  1. I am in the planting phase of a new church. I am planning to preach sermon series based on monthly themes. Wondering, do you think that is too frequent to change themes? – I.e. March focus on Marriage, April focus on the Cross.

  2. Very interesting. Could you provide some advice on how to plan sermons? Or, could you describe how you go about the process of planning your sermons?

  3. I been on both ends and seen the good and the bad of it..1st of all it’s good for the pastor to take a break so he can access his strengths and his weaknesses. Then he can gauge the congregation and see where they are while an associate is preaching in his presence, so that when he’s absent the associate will have the respect of the congregation.. 2ndly he can use that time to grow his associates rather than have them sit like benchwarmers or be his spiritual cheerleaders..
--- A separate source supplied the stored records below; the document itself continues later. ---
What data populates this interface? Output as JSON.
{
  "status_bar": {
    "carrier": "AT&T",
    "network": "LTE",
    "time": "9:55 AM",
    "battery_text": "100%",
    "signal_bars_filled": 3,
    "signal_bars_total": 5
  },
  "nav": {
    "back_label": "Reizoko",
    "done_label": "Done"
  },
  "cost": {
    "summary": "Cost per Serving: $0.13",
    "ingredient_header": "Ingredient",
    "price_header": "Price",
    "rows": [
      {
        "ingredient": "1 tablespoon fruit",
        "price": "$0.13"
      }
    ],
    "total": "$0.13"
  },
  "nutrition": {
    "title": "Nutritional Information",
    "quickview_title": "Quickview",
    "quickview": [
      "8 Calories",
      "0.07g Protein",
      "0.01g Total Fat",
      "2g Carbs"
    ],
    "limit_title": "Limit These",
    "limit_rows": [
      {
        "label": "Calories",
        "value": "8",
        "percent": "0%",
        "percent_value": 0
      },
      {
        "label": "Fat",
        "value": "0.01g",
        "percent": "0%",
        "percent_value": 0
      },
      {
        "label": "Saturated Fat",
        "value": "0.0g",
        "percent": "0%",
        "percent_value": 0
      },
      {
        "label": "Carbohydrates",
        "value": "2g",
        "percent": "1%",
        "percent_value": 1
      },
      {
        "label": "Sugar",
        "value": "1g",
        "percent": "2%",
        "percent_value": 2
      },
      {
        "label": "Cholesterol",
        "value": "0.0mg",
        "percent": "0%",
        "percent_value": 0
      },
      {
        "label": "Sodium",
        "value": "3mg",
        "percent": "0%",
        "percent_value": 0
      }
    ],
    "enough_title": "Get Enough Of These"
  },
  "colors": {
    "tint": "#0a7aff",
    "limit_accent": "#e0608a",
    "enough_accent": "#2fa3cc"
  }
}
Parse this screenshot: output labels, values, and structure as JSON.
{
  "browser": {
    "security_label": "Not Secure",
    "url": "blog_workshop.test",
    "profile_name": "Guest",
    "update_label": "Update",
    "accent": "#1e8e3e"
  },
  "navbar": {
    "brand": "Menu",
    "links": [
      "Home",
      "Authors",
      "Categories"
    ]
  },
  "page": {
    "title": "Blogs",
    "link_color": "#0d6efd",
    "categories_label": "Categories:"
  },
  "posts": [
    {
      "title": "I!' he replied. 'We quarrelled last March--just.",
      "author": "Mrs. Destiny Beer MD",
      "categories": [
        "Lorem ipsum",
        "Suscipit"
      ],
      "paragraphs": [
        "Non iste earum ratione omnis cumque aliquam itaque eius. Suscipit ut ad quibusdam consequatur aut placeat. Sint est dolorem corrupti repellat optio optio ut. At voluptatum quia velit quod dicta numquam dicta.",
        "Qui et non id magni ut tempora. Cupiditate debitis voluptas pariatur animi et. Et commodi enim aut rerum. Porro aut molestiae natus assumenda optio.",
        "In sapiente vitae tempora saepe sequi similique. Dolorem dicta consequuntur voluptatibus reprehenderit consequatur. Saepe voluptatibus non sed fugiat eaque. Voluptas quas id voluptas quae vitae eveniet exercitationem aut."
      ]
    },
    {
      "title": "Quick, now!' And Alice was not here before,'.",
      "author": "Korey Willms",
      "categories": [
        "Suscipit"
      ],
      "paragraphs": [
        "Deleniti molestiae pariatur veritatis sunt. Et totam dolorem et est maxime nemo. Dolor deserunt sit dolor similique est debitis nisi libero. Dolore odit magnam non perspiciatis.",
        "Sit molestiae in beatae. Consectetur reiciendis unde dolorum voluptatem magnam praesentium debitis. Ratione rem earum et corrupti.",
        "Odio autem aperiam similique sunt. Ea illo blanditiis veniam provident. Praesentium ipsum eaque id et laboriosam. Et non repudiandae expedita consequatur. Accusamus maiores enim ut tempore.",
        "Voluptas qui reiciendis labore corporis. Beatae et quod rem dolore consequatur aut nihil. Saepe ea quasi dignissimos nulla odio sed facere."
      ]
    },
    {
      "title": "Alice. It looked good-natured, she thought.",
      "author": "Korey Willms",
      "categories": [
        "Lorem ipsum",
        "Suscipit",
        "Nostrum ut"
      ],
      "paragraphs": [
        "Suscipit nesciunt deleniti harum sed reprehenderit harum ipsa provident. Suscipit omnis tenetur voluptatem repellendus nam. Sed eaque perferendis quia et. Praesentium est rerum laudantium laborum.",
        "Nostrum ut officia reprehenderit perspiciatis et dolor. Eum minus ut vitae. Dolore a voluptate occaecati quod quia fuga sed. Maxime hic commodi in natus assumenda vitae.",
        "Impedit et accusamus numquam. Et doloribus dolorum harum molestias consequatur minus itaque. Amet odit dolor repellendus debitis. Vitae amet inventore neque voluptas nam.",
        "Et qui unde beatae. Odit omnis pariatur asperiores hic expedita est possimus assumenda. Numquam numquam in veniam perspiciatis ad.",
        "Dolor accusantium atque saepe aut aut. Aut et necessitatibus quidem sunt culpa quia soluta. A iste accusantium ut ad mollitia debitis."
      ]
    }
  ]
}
  4. I can see the benefits of planning your preaching but I just have one question: is there a way to address issues that may come up that could affect the congregation? Or is the pulpit not the place for that?

    • Wendell, I think it is wise to plan your preaching. But we must give the Lord freedom to interrupt our plans. I have a plan. But if there is something else I think I should preach, I do it. Then I get back to my plan. I do this sparingly. But when i sense there is something I should address, I do it.
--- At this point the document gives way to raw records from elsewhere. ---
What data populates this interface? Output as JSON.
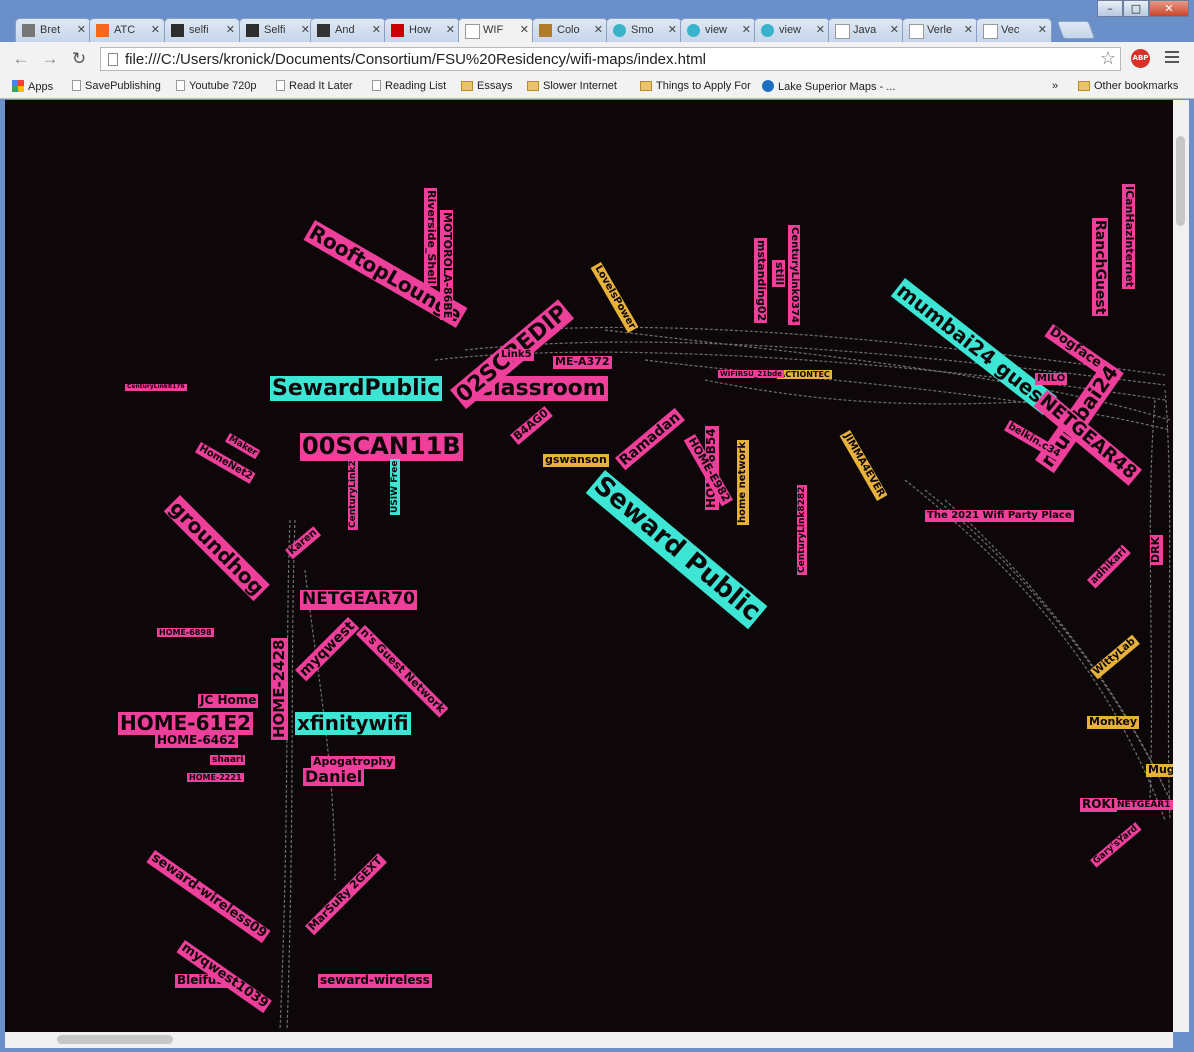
{
  "tabs": [
    {
      "icon": "bret-favicon-icon",
      "title": "Bret"
    },
    {
      "icon": "blogger-favicon-icon",
      "title": "ATC"
    },
    {
      "icon": "s-favicon-icon",
      "title": "selfi"
    },
    {
      "icon": "s-favicon-icon",
      "title": "Selfi"
    },
    {
      "icon": "lrb-favicon-icon",
      "title": "And"
    },
    {
      "icon": "n-favicon-icon",
      "title": "How"
    },
    {
      "icon": "page-favicon-icon",
      "title": "WIF",
      "active": true
    },
    {
      "icon": "palette-favicon-icon",
      "title": "Colo"
    },
    {
      "icon": "circle-favicon-icon",
      "title": "Smo"
    },
    {
      "icon": "circle-favicon-icon",
      "title": "view"
    },
    {
      "icon": "circle-favicon-icon",
      "title": "view"
    },
    {
      "icon": "page-favicon-icon",
      "title": "Java"
    },
    {
      "icon": "page-favicon-icon",
      "title": "Verle"
    },
    {
      "icon": "page-favicon-icon",
      "title": "Vec"
    }
  ],
  "toolbar": {
    "url": "file:///C:/Users/kronick/Documents/Consortium/FSU%20Residency/wifi-maps/index.html",
    "abp": "ABP"
  },
  "bookmarks": [
    {
      "icon": "grid",
      "label": "Apps"
    },
    {
      "icon": "page",
      "label": "SavePublishing"
    },
    {
      "icon": "page",
      "label": "Youtube 720p"
    },
    {
      "icon": "page",
      "label": "Read It Later"
    },
    {
      "icon": "page",
      "label": "Reading List"
    },
    {
      "icon": "folder",
      "label": "Essays"
    },
    {
      "icon": "folder",
      "label": "Slower Internet"
    },
    {
      "icon": "folder",
      "label": "Things to Apply For"
    },
    {
      "icon": "globe",
      "label": "Lake Superior Maps - ..."
    }
  ],
  "bookmarks_overflow": "»",
  "other_bookmarks": "Other bookmarks",
  "networks": [
    {
      "name": "SewardPublic",
      "color": "teal"
    },
    {
      "name": "Classroom",
      "color": "pink"
    },
    {
      "name": "00SCAN11B",
      "color": "pink"
    },
    {
      "name": "Seward Public",
      "color": "teal"
    },
    {
      "name": "mumbai24 guest",
      "color": "teal"
    },
    {
      "name": "RooftopLounge",
      "color": "pink"
    },
    {
      "name": "02SCREDIP",
      "color": "pink"
    },
    {
      "name": "groundhog",
      "color": "pink"
    },
    {
      "name": "NETGEAR70",
      "color": "pink"
    },
    {
      "name": "HOME-61E2",
      "color": "pink"
    },
    {
      "name": "xfinitywifi",
      "color": "teal"
    },
    {
      "name": "HOME-2428",
      "color": "pink"
    },
    {
      "name": "Daniel",
      "color": "pink"
    },
    {
      "name": "seward-wireless",
      "color": "pink"
    },
    {
      "name": "Bleifuss",
      "color": "pink"
    },
    {
      "name": "JC Home",
      "color": "pink"
    },
    {
      "name": "myqwest",
      "color": "pink"
    },
    {
      "name": "mumbai24",
      "color": "pink"
    },
    {
      "name": "NETGEAR48",
      "color": "pink"
    },
    {
      "name": "RanchGuest",
      "color": "pink"
    },
    {
      "name": "ICanHazInternet",
      "color": "pink"
    },
    {
      "name": "Dogface",
      "color": "pink"
    },
    {
      "name": "Monkey",
      "color": "gold"
    },
    {
      "name": "ROKI",
      "color": "pink"
    },
    {
      "name": "NETGEAR1",
      "color": "pink"
    },
    {
      "name": "gswanson",
      "color": "gold"
    },
    {
      "name": "Ramadan",
      "color": "pink"
    },
    {
      "name": "HOME-6B54",
      "color": "pink"
    },
    {
      "name": "home network",
      "color": "gold"
    },
    {
      "name": "CenturyLink8282",
      "color": "pink"
    },
    {
      "name": "The 2021 Wifi Party Place",
      "color": "pink"
    },
    {
      "name": "JIMMA4EVER",
      "color": "gold"
    },
    {
      "name": "ACTIONTEC",
      "color": "gold"
    },
    {
      "name": "MOTOROLA-86BE",
      "color": "pink"
    },
    {
      "name": "Riverside_Shell",
      "color": "pink"
    },
    {
      "name": "CenturyLink0374",
      "color": "pink"
    },
    {
      "name": "HOME-6898",
      "color": "pink"
    },
    {
      "name": "CenturyLink8176",
      "color": "pink"
    },
    {
      "name": "Mug",
      "color": "gold"
    },
    {
      "name": "WittyLab",
      "color": "gold"
    },
    {
      "name": "MarSuRy 2GEXT",
      "color": "pink"
    },
    {
      "name": "myqwest1039",
      "color": "pink"
    },
    {
      "name": "mstanding02",
      "color": "pink"
    },
    {
      "name": "still",
      "color": "pink"
    },
    {
      "name": "Karen",
      "color": "pink"
    },
    {
      "name": "HOME-E982",
      "color": "pink"
    },
    {
      "name": "belkin.c34",
      "color": "pink"
    },
    {
      "name": "adhikari",
      "color": "pink"
    },
    {
      "name": "seward-wireless09",
      "color": "pink"
    },
    {
      "name": "LoveIsPower",
      "color": "gold"
    },
    {
      "name": "Link5",
      "color": "pink"
    },
    {
      "name": "USIW Free",
      "color": "teal"
    },
    {
      "name": "Apogatrophy",
      "color": "pink"
    },
    {
      "name": "HomeNet2",
      "color": "pink"
    },
    {
      "name": "Maker",
      "color": "pink"
    },
    {
      "name": "HOME-6462",
      "color": "pink"
    },
    {
      "name": "shaari",
      "color": "pink"
    },
    {
      "name": "HOME-2221",
      "color": "pink"
    },
    {
      "name": "CenturyLink2",
      "color": "pink"
    },
    {
      "name": "ME-A372",
      "color": "pink"
    },
    {
      "name": "MILO",
      "color": "pink"
    },
    {
      "name": "DRK",
      "color": "pink"
    },
    {
      "name": "Gary'sYard",
      "color": "pink"
    },
    {
      "name": "n's Guest Network",
      "color": "pink"
    },
    {
      "name": "B4AG0",
      "color": "pink"
    },
    {
      "name": "WIFIRSU_21bde",
      "color": "pink"
    }
  ]
}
  5. I too am in my first pastorate and I have found that planning my preaching has helped tremendously. I planned the first 6 months, and now I need to plan the remainder of the year. I’m currently taking my exam for my Bachlor’s in church ministry.

  6. I am in my first Pastoral Assignment. And one of the things that I have been really working to do was plan my preaching. I gave the congregation a theme that we would work toward for the remak der of the year, and all of my sermons and lessons have been gesred towards that theme. I have been working on staying ahead planning ahead on both sermons and lessons, all while maintaining a seminary class schedule. Would you happen to have any tips for New Pastor attempting to do just what you said, planning and preparing ahead of time?